“For folks in this income range, there are a lot of destabilizing factors, and housing is a critical one,” Wallace said. “Once you stabilize the housing – once you have adequate space, an affordable rent – then you start to see other unstable elements in their lives improve.”

The Palouse-area affiliate of Habitat for Humanity International was founded in 1992, and Wallace became the organization’s director in 2007. Since she arrived, Habitat has built a home a year for residents in need on the Palouse.

“I really hope we can grow to building two a year, but that’s a big leap because it costs us $125,000 to build a house,” Wallace said.

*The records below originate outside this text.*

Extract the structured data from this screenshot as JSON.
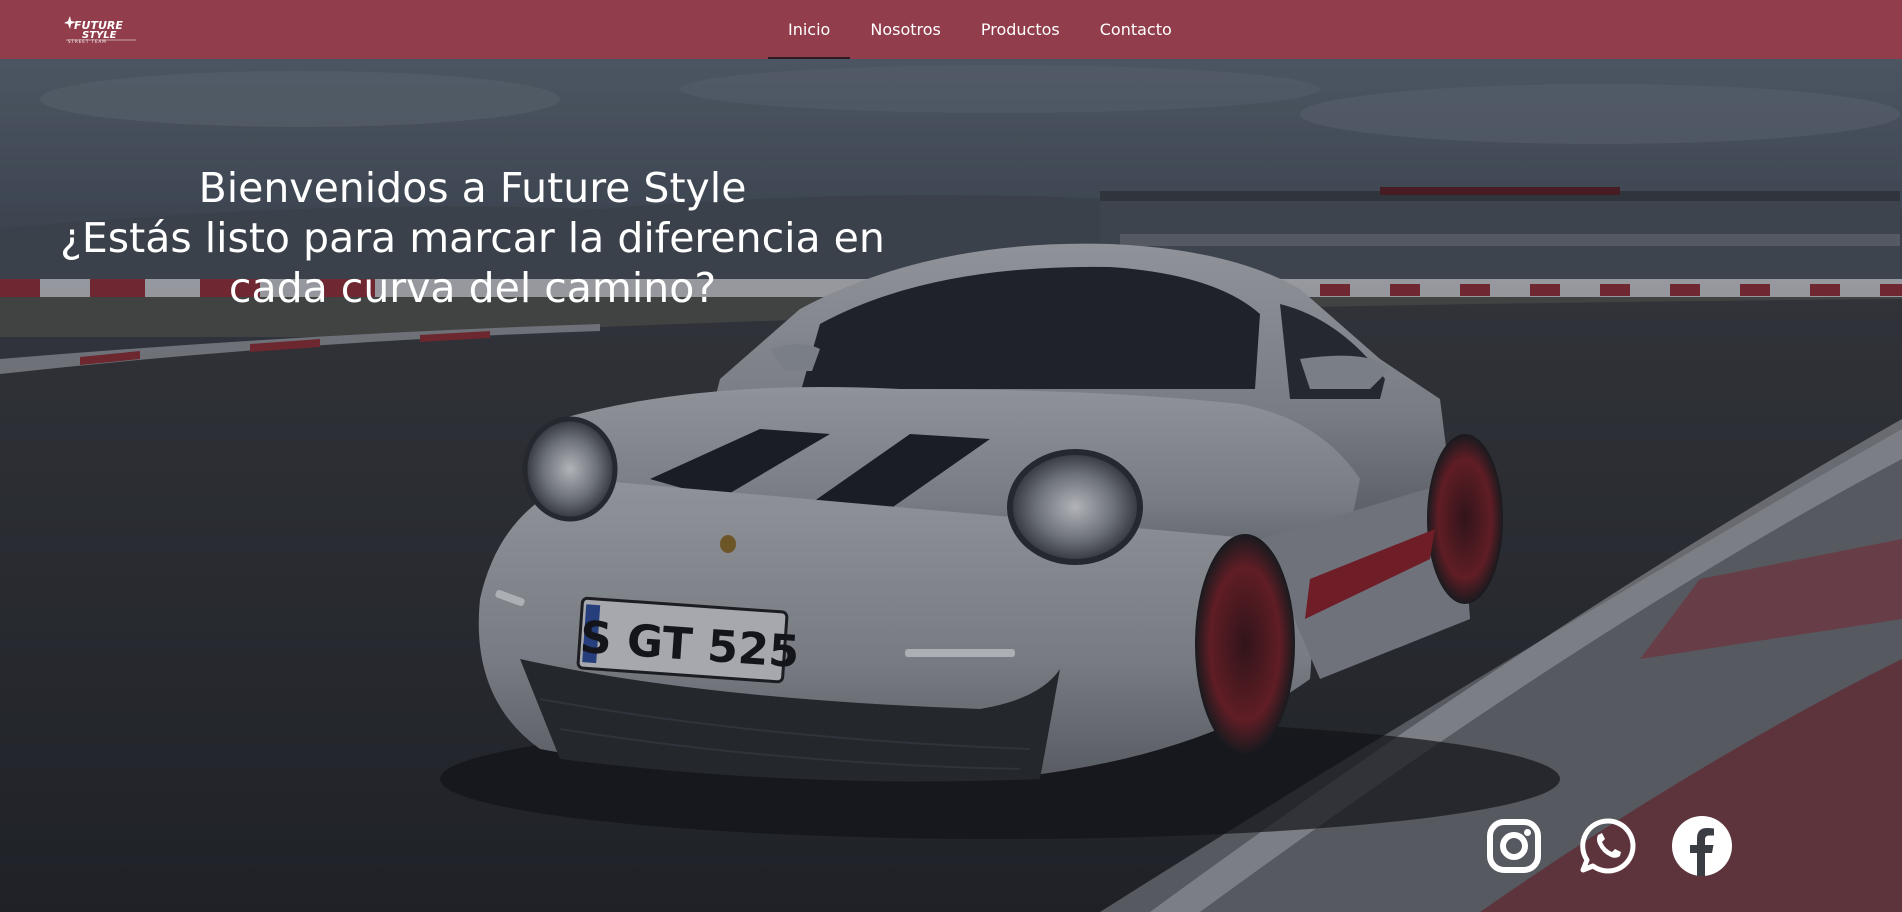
{
  "header": {
    "logo": {
      "text_line1": "FUTURE",
      "text_line2": "STYLE",
      "tagline": "STREET TEAM"
    },
    "nav": [
      {
        "label": "Inicio",
        "active": true
      },
      {
        "label": "Nosotros",
        "active": false
      },
      {
        "label": "Productos",
        "active": false
      },
      {
        "label": "Contacto",
        "active": false
      }
    ],
    "background_color": "#913d4b"
  },
  "hero": {
    "title_line1": "Bienvenidos a Future Style",
    "title_line2": "¿Estás listo para marcar la diferencia en",
    "title_line3": "cada curva del camino?",
    "plate_text": "S GT 525"
  },
  "social": [
    {
      "name": "instagram",
      "icon": "instagram-icon"
    },
    {
      "name": "whatsapp",
      "icon": "whatsapp-icon"
    },
    {
      "name": "facebook",
      "icon": "facebook-icon"
    }
  ]
}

The group also offers a home repair program, where they work with low-income homeowners to repair steps and decks, seal doors and windows and add temporary or permanent accessibility ramps, thereby improving the quality of life for the home’s residents. Habitat has partnered with Disability Action Center Northwestand Moscow Lions to make the repairs.

Dave Ostrom, Habitat’s safety officer and construction project manager, said seeing poverty housing on the Palouse, most commonly in the form of aging mobile home parks, drives his work with Habitat.

“Wouldn’t it be wonderful if we could figure out a way to solve that problem, to give people decent housing that uses less energy and let them live with dignity?” Ostrom said. “That’s the ultimate goal.”

When selecting a family to build a home for, Wallace said Habitat evaluates applicants on three factors: need, ability to pay and ability to partner. Once a home is built for a family, the family is required to meet a monthly mortgage payment to Habitat, typically over a 20 to 30 year period.

“One of the things that is really central to Habitat’s core is that we are a hand up, not a hand out,” Wallace said.

Ability to partner means the family is able to volunteer 300 to 400 hours to help build their home alongside the group’s other volunteers.

In addition to home building and repair, Habitat runs a surplus store, where they sell new and used building materials donated to the organization at half their retail price or less.

“One of our main purposes is to give people an opportunity to do their own repairs in a reasonable budget,” Wendy Lawrence, assistant store manager, said.

The surplus store offers paint, furniture, electrical and plumbing equipment, tile and flooring, among other things, and it is staffed mainly by volunteers.

“Without them, it would be impossible,” Lawrence said.

Volunteers are also critical to build site success, Ostrom said. In an average year, 300 volunteers put in over 3,000 hours to build a Habitat house, he said, saving thousands in building costs.

“We want our volunteers to come out to the build site and have such a good time that they want to come back,” Ostrom said. “We couldn’t do it without them.”

Since Habitat is a Christian organization, one of its goals is to provide Christians – and people of any creed, or none at all – an opportunity to express their faith by serving others, Wallace said.

“The volunteers are serving the homeowners, but Habitat is serving the volunteers by allowing them a meaningful way to give,” Wallace said. “Humans are made and meant to take care of each other, to serve each other. This is one way to do it.”

To donate to or volunteer with Habitat, visit their website at palousehabitat.org, their offices at 304 N. Main St. in Moscow, or call (208) 883-8502.